### Problem to solve
Retype each entry below, keeping every character the same.

────────────────────────────────────────

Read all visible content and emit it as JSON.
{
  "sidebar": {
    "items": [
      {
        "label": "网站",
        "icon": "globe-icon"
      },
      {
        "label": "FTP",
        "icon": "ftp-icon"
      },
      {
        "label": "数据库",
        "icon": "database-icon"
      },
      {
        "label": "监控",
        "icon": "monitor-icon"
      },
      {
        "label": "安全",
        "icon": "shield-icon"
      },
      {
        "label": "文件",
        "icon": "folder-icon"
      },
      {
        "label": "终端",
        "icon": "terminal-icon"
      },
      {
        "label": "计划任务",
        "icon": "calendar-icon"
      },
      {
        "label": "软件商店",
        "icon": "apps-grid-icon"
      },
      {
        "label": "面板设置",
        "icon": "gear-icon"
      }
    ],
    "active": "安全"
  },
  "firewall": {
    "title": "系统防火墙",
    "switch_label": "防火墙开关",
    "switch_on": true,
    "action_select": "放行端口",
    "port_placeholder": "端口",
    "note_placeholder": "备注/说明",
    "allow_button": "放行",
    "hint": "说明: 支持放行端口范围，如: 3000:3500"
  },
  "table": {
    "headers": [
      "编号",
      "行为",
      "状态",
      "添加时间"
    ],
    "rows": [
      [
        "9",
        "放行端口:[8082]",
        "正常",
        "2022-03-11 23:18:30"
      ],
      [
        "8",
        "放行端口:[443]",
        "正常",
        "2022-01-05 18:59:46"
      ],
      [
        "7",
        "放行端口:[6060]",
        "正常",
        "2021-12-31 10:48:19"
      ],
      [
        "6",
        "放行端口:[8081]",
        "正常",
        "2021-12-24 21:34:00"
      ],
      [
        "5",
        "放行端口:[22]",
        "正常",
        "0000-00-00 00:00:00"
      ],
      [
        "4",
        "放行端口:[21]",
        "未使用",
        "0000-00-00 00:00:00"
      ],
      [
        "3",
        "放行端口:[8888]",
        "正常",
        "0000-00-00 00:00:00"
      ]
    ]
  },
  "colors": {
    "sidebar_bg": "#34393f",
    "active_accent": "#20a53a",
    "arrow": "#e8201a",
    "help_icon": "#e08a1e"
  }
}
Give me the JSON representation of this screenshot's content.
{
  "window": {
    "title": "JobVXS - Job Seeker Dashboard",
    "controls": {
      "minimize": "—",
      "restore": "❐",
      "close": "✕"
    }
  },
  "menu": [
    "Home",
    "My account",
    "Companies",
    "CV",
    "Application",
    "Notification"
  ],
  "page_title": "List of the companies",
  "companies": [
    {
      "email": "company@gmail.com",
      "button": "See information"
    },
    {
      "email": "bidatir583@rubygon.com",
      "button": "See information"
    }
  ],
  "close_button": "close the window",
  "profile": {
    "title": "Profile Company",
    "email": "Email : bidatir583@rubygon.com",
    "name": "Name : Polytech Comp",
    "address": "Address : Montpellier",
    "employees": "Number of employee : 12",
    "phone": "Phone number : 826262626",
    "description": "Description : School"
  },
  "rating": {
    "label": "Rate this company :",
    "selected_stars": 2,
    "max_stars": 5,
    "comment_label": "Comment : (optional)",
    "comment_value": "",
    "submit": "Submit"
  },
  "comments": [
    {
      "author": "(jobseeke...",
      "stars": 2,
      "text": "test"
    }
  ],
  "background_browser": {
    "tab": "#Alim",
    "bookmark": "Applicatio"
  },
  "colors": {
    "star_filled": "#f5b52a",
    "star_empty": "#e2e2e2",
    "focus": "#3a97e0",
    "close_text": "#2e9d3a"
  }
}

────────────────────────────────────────

### Exercise output
Read all visible content and emit it as JSON.
{
  "sidebar": {
    "items": [
      {
        "label": "网站",
        "icon": "globe-icon"
      },
      {
        "label": "FTP",
        "icon": "ftp-icon"
      },
      {
        "label": "数据库",
        "icon": "database-icon"
      },
      {
        "label": "监控",
        "icon": "monitor-icon"
      },
      {
        "label": "安全",
        "icon": "shield-icon"
      },
      {
        "label": "文件",
        "icon": "folder-icon"
      },
      {
        "label": "终端",
        "icon": "terminal-icon"
      },
      {
        "label": "计划任务",
        "icon": "calendar-icon"
      },
      {
        "label": "软件商店",
        "icon": "apps-grid-icon"
      },
      {
        "label": "面板设置",
        "icon": "gear-icon"
      }
    ],
    "active": "安全"
  },
  "firewall": {
    "title": "系统防火墙",
    "switch_label": "防火墙开关",
    "switch_on": true,
    "action_select": "放行端口",
    "port_placeholder": "端口",
    "note_placeholder": "备注/说明",
    "allow_button": "放行",
    "hint": "说明: 支持放行端口范围，如: 3000:3500"
  },
  "table": {
    "headers": [
      "编号",
      "行为",
      "状态",
      "添加时间"
    ],
    "rows": [
      [
        "9",
        "放行端口:[8082]",
        "正常",
        "2022-03-11 23:18:30"
      ],
      [
        "8",
        "放行端口:[443]",
        "正常",
        "2022-01-05 18:59:46"
      ],
      [
        "7",
        "放行端口:[6060]",
        "正常",
        "2021-12-31 10:48:19"
      ],
      [
        "6",
        "放行端口:[8081]",
        "正常",
        "2021-12-24 21:34:00"
      ],
      [
        "5",
        "放行端口:[22]",
        "正常",
        "0000-00-00 00:00:00"
      ],
      [
        "4",
        "放行端口:[21]",
        "未使用",
        "0000-00-00 00:00:00"
      ],
      [
        "3",
        "放行端口:[8888]",
        "正常",
        "0000-00-00 00:00:00"
      ]
    ]
  },
  "colors": {
    "sidebar_bg": "#34393f",
    "active_accent": "#20a53a",
    "arrow": "#e8201a",
    "help_icon": "#e08a1e"
  }
}
Give me the JSON representation of this screenshot's content.
{
  "window": {
    "title": "JobVXS - Job Seeker Dashboard",
    "controls": {
      "minimize": "—",
      "restore": "❐",
      "close": "✕"
    }
  },
  "menu": [
    "Home",
    "My account",
    "Companies",
    "CV",
    "Application",
    "Notification"
  ],
  "page_title": "List of the companies",
  "companies": [
    {
      "email": "company@gmail.com",
      "button": "See information"
    },
    {
      "email": "bidatir583@rubygon.com",
      "button": "See information"
    }
  ],
  "close_button": "close the window",
  "profile": {
    "title": "Profile Company",
    "email": "Email : bidatir583@rubygon.com",
    "name": "Name : Polytech Comp",
    "address": "Address : Montpellier",
    "employees": "Number of employee : 12",
    "phone": "Phone number : 826262626",
    "description": "Description : School"
  },
  "rating": {
    "label": "Rate this company :",
    "selected_stars": 2,
    "max_stars": 5,
    "comment_label": "Comment : (optional)",
    "comment_value": "",
    "submit": "Submit"
  },
  "comments": [
    {
      "author": "(jobseeke...",
      "stars": 2,
      "text": "test"
    }
  ],
  "background_browser": {
    "tab": "#Alim",
    "bookmark": "Applicatio"
  },
  "colors": {
    "star_filled": "#f5b52a",
    "star_empty": "#e2e2e2",
    "focus": "#3a97e0",
    "close_text": "#2e9d3a"
  }
}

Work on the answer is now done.